There are three common varieties of wood-boring beetles. The most common, long-horned beetles, find their home in firewood. These beetles lay their eggs within the firewood before it is cut. The most-frequently attacked woods are hickory, ash, and oak. But no wood is exempt; any wood in the proper condition is susceptible to being attacked. Long-horned beetles are about half-an-inch to one-and-a-half inches long and boast antennae about half the length of its body. They also have lengthy legs. Their color varies. After the firewood makes it way inside where it is warmer, the adult beetles may exit the wood. While their mere presence may be annoying, they don’t actually damage dried or finished wood, so they pose no threat to inside furniture.
Another common wood-boring beetle is the flatheaded borer. These borers can also enter wood that’s destined to become firewood. The adult flatheaded borers are flat with short legs and antennae.
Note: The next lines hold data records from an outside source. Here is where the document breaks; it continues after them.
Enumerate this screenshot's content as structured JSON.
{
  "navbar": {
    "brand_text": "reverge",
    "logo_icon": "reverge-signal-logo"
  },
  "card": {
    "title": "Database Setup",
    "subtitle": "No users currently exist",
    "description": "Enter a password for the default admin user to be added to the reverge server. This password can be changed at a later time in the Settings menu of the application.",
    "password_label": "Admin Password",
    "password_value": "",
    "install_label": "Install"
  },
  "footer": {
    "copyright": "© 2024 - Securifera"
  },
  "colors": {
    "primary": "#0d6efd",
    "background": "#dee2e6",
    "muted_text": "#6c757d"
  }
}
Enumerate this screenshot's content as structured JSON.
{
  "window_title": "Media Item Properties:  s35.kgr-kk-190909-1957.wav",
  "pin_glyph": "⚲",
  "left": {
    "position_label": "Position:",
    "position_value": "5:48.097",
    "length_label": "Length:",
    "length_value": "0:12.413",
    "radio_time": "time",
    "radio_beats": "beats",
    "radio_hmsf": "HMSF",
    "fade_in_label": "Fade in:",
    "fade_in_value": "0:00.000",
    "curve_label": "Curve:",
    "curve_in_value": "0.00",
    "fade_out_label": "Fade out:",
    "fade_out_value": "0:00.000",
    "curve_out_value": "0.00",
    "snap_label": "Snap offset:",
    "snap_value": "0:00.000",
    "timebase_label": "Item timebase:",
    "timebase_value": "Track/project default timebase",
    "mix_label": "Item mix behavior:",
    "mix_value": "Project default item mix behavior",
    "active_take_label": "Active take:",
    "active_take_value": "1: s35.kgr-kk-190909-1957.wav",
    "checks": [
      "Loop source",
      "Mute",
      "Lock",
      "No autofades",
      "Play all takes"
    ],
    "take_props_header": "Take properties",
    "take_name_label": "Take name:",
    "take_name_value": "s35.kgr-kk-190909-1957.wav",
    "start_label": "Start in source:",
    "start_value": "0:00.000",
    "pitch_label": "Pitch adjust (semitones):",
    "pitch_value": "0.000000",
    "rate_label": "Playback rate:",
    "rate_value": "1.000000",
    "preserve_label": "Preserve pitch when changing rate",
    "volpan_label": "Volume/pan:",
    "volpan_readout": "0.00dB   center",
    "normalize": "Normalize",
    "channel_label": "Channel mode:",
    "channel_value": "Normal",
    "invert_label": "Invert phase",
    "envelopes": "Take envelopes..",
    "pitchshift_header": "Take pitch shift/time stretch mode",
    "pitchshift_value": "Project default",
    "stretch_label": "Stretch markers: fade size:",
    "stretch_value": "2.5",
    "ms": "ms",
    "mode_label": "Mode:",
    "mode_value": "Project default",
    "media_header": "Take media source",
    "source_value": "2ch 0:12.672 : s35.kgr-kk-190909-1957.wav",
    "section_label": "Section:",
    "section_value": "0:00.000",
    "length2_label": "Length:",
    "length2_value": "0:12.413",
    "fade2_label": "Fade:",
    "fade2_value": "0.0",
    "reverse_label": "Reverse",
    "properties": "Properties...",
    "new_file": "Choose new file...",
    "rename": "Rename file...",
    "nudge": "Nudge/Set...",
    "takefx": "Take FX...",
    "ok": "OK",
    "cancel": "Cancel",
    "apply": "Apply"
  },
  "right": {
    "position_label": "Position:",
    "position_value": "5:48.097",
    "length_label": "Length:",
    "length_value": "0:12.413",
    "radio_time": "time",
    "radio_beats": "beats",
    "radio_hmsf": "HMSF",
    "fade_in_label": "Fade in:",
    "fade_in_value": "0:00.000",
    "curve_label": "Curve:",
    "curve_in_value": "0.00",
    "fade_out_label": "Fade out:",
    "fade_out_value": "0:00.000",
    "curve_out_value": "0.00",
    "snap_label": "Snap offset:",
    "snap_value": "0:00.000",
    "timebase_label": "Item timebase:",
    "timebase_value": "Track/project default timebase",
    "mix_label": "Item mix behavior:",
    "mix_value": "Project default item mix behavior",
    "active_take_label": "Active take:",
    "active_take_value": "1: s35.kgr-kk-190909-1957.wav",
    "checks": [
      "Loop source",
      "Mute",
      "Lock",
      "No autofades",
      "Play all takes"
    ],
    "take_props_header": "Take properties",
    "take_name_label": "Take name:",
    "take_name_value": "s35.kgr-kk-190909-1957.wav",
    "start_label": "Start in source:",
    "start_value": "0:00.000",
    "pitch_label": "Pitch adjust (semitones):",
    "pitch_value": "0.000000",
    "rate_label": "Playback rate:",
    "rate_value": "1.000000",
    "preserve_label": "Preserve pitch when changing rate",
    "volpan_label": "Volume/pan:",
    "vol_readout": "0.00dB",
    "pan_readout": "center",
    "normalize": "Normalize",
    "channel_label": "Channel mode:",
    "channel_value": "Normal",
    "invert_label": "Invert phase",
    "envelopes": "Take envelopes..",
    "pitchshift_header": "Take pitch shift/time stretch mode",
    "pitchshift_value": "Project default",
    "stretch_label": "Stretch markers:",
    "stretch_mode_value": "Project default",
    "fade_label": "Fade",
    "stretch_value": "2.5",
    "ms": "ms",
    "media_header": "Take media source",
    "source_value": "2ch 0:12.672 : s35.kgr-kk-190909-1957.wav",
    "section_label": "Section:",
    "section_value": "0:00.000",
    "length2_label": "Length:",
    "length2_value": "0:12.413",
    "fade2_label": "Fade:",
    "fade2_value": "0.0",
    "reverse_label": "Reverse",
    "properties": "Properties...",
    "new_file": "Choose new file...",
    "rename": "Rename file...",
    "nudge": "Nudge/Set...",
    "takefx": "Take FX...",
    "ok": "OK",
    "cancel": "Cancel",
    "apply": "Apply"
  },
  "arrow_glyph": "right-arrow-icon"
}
These leave the wood in the summertime. They have no attraction to dried or finished wood. One flatheaded borer—the bronze birch—is sometimes found inside homes where birch logs are used as décor in fireplaces.
Bark beetles are small and come in large packs. Together they may infest firewood. They also have the ability to tunnel under a tree’s bark, contributing to the eventual death of the tree if the bark beetles grow too numerous or infest it in heavy numbers. These beetles won’t harm wood that is seasoned or finished.
Once an infestation of beetles has started, it’s hard to control them; thus, prevention is key. Sanitation is critical. Tree limbs that have died should be removed around your home. All scrap lumber should be removed to avoid infestation. When selecting firewood, only take inside what you plan to burn right then.